**What to work on:** Comb through the entries for "available" and pull out each line that holds it.

Top of Study material

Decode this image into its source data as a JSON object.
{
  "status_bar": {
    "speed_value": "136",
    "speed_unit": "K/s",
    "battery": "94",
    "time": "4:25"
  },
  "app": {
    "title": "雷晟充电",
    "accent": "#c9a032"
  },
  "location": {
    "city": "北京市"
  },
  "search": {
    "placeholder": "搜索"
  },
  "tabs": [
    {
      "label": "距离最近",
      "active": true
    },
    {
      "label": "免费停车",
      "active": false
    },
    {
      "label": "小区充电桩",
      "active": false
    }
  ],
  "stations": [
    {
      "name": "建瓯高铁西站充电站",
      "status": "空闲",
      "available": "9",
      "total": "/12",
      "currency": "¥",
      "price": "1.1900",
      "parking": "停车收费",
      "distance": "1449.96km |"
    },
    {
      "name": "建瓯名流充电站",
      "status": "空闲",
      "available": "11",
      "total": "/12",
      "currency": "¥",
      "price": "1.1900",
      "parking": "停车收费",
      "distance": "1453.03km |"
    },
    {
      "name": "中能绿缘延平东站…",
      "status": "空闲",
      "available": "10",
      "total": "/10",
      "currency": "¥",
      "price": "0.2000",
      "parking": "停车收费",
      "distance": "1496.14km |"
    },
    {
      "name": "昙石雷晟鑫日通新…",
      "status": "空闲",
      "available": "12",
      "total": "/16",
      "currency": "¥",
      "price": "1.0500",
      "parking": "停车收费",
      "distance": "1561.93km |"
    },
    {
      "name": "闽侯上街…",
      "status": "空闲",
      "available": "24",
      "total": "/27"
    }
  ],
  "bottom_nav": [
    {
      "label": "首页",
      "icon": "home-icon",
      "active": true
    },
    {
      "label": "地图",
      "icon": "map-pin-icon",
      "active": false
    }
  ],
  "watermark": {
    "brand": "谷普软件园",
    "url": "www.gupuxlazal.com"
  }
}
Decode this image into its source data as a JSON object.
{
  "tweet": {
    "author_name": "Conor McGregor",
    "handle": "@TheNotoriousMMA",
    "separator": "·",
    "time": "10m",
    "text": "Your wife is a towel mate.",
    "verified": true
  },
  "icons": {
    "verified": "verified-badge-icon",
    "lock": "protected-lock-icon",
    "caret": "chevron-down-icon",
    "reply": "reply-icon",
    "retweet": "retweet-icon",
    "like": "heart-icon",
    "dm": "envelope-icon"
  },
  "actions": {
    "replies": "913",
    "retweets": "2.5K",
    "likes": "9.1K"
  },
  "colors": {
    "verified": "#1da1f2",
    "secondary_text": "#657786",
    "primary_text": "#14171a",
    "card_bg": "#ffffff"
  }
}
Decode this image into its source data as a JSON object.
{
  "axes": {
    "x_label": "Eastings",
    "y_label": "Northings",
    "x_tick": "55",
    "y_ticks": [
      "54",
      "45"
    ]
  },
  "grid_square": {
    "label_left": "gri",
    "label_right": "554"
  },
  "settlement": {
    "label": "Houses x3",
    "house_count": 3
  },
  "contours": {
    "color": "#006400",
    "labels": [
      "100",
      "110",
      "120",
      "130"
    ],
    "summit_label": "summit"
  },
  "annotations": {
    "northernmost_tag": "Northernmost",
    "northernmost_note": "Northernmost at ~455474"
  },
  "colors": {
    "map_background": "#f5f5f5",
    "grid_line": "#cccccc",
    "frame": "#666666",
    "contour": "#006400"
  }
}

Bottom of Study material

**Answer space:**
      "available": "9",
      "available": "11",
      "available": "10",
      "available": "12",
      "available": "24",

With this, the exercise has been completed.